A camping and fishing trip immerses you fully into the outdoors. You’ll have to catch fish to provide your own meal, set up camp, and cook your fish out in the wilderness. If it’s your first time camping, you should probably bring or consult someone with experience before you dive deep into outdoors life.
Be sure to research the area that you plan to set up camp, as well as the fishing location. Bring any necessary maps and guides – you may not have cell service depending on your location. To make things easier, we’ve provided a quick list of tasks you’ll need to perform to safely fish, cook, and camp at a campsite.
Pack Light Fishing Gear
There’s a lot you need to go fishing. Some pieces of fishing fillet knife are essential, while others are not. Since you’re also cooking and camping, the amount of gear you’ll need to pack can add up fast. Pack as light as you can when it comes to fishing, cooking, and camping – there’s a lot you’ll have to carry, and you don’t want to wear yourself out or spend half your trip carrying loads of goods back and forth from the car.
Depending on the type of fishing you’re doing and the body of water you’re fishing in, you’ll need different essential gear. Not all types of fishing require the same equipment, so if you’ll be fly fishing, only pack the essential fly fishing gear you’ll need or the equivalent for the style of fishing you choose.
To make things easier, we compiled a list of the absolute basics you’ll need to catch fish. Your needs may vary based on location, the type of fishing, species of fish available, and more. To start, however, make sure you pack this gear:
- Fishing License
- Fishing Rod and Reel
- Fishing Line
- Baits and Lures
- Pliers, Knife, or Multi-Use Tool
- First Aid Kit
Set Up Your Campsite Early
Finding a campsite, especially in an unfamiliar location, can take time. Look for a campsite with good, solid, even ground so that your tents rest comfortably. You should be at least 100 feet away from any rivers or streams. Make sure you don’t wait too close to sundown, as you don’t want to be looking still or setting up in the dark. You’ll also want a light to help you gather wood and start your fire.
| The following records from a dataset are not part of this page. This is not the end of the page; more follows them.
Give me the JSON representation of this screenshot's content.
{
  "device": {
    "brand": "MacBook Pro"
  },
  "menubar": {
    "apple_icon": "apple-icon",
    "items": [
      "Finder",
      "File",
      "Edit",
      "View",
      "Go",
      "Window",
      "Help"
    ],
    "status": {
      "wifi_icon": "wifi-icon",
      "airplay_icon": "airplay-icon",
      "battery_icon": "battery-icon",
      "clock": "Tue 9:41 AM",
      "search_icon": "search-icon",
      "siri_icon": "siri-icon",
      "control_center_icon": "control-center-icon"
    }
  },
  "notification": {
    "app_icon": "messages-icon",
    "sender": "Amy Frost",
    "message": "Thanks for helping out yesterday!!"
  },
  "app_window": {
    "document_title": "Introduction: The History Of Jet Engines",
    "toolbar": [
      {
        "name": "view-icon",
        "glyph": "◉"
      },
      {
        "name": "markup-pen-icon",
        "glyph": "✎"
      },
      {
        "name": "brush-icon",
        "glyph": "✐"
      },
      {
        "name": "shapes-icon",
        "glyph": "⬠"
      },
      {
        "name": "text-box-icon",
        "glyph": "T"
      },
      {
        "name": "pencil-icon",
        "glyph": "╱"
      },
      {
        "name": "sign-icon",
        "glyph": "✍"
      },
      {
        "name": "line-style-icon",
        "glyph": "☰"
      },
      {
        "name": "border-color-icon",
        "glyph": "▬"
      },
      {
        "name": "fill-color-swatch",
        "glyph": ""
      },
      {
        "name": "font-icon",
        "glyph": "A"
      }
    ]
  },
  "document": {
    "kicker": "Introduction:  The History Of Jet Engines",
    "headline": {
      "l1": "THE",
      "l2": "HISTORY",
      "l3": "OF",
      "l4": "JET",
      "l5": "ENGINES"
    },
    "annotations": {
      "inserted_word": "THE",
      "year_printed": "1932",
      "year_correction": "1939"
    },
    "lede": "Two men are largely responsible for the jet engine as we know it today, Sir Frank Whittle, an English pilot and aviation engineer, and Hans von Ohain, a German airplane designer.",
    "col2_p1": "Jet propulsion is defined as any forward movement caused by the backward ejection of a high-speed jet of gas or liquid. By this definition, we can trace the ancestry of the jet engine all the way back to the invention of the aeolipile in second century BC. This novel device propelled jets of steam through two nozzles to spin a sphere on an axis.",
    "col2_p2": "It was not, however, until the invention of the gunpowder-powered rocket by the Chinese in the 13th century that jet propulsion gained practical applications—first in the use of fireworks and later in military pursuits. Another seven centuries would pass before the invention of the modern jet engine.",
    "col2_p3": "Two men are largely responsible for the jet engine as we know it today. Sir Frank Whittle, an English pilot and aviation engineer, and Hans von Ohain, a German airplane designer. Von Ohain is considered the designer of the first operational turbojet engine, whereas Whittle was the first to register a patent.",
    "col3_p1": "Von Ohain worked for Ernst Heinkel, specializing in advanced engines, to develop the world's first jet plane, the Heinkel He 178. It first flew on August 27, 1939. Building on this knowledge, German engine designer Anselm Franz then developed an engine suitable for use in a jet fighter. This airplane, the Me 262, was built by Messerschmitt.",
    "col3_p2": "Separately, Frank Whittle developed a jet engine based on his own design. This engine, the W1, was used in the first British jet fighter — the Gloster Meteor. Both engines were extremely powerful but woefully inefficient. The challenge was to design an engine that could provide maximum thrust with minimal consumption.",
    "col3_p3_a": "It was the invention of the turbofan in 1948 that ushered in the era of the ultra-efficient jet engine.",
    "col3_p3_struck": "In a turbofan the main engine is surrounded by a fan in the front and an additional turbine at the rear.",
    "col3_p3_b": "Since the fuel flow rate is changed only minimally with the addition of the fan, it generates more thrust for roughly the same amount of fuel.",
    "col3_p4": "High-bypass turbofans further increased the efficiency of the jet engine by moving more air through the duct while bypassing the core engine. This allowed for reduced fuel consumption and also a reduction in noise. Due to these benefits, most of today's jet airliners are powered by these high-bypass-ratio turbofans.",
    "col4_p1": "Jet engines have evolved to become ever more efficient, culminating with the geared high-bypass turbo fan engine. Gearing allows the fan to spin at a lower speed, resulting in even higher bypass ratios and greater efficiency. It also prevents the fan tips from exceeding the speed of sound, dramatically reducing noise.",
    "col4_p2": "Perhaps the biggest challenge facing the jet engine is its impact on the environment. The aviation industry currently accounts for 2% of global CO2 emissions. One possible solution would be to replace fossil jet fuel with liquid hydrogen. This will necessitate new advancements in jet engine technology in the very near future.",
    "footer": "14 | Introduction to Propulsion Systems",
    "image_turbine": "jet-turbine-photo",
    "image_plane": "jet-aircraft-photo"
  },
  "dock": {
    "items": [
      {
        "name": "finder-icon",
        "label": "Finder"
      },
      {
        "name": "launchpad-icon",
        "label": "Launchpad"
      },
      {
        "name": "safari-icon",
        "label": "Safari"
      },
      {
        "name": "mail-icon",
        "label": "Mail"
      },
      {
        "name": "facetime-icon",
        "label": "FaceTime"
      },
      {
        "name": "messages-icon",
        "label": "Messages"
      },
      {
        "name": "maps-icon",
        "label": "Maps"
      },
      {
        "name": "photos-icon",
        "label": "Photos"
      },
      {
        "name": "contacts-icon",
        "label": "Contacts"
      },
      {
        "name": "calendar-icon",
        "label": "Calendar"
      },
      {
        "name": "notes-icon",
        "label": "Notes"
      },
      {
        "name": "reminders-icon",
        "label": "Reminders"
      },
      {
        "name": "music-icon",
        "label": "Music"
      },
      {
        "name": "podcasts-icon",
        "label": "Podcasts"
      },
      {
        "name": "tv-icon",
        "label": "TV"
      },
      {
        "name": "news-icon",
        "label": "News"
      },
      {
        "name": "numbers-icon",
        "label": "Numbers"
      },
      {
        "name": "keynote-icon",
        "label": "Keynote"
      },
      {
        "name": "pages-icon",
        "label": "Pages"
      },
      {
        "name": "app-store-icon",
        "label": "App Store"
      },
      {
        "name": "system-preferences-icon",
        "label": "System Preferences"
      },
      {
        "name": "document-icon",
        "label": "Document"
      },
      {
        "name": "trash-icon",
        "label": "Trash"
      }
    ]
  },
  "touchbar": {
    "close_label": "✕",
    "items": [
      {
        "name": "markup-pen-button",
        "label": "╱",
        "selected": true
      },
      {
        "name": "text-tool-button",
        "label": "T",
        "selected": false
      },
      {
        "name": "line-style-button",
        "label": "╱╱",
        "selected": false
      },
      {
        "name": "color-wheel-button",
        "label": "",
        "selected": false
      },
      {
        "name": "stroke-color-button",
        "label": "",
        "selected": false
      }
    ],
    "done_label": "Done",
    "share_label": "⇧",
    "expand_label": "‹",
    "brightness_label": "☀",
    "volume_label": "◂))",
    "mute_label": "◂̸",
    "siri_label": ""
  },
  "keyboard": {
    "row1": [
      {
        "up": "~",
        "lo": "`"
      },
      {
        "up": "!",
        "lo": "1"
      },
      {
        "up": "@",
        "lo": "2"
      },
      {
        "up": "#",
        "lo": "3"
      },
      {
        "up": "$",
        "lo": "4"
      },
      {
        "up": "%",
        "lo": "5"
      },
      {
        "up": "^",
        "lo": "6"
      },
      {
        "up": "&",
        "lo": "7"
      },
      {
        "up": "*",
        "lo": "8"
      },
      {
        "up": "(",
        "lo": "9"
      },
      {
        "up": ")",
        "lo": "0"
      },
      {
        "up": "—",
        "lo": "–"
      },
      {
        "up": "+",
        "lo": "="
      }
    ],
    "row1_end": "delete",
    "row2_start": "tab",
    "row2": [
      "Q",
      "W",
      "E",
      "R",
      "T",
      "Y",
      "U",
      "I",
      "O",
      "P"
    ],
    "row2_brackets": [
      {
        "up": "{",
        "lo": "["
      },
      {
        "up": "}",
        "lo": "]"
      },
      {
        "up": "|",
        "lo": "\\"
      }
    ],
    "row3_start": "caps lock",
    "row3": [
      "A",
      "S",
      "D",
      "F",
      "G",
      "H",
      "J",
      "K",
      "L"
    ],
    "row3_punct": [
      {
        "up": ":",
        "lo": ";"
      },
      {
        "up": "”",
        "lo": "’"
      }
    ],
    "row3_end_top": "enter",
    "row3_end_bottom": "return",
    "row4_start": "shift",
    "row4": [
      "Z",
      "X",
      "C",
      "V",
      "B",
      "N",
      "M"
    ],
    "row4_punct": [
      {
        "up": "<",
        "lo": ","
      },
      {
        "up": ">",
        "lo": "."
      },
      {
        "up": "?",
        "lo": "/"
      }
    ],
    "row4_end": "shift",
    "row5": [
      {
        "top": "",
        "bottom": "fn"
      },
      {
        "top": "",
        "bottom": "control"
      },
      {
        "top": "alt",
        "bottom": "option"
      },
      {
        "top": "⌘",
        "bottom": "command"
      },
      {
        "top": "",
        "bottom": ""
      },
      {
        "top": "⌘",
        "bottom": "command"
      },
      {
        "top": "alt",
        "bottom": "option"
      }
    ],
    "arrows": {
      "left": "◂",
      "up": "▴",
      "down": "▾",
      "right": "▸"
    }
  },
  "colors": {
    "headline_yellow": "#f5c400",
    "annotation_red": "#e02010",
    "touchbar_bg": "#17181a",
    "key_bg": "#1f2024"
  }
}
Speaking of fire, make sure that you or someone you’re with knows how to start a fire. Before you go, check to see if you need a permit to start a fire. Pack matches, lighters, flint – whatever you need to use to get it going. You’ll need that fire to cook your fish, and it will keep you warm once the sun is down. The placement of your fire is also important – don’t set it up too close to overhanging branches or tents, of course.
Clean Your Fish Before Cooking
The water your fish was just in and the fish itself is not clean whatsoever. Fish usually have a layer of slime on them when they emerge from the water – be sure to wash this off with clean water or a saltwater solution.
Next, scale your fish. Use a knife and go against the scales to remove the scales from the tail to the head on both sides. Rinse the fish again once all its scales have been removed.
After this, you have to gut the fish. Slice it open and remove any entrails with tools or your fingers. Get out all of the organs and rinse off the blood as well.
You should know what type of fish you caught as well. Don’t eat just any fish – some may make you sick. This is where your prior research comes in, as you should know what types of fish you were likely to catch in your location.
Cook Your Fish
Now it’s time to cook your fish. There are many ways you can choose to cook your fish depending on the supplies you brought along. Some choose to bring a small charcoal grill, while others simply opt for pots, pans, or skewers. Here are your options for cooking fish at a campsite:
- Grilling: Grill your fish over a charcoal grill or over your fire. Wrap the fish in aluminum foil first, and place it either on the grill or over hot coals.
- Frying: If you have a frying pan with you, add some oil, heat it up, and throw your fish on the pan over the fire.
- Boiling: If you packed a pot and clean water, simply bring the water to a boil and cook your fish in the boiling water.
- Skewering: Probably the easiest method in terms of equipment, simply cut your fish into smaller pieces, skewer it, and hold it over the fire (safely of course).
For a more delicious experience, it helps to pack some spices or seasonings to add to your fish. Always turn your fish over the fire for even cooking, and test the middle first to ensure that it’s cooked through.
Stay Safe on Your Camping Trips
You may know the basics of fishing, cooking, and camping, but safety is of the utmost importance when handling sharp objects and fires out in the wilderness. Study a safety guide, practice fire safety procedures, and always bring extra clean water and a first aid kit.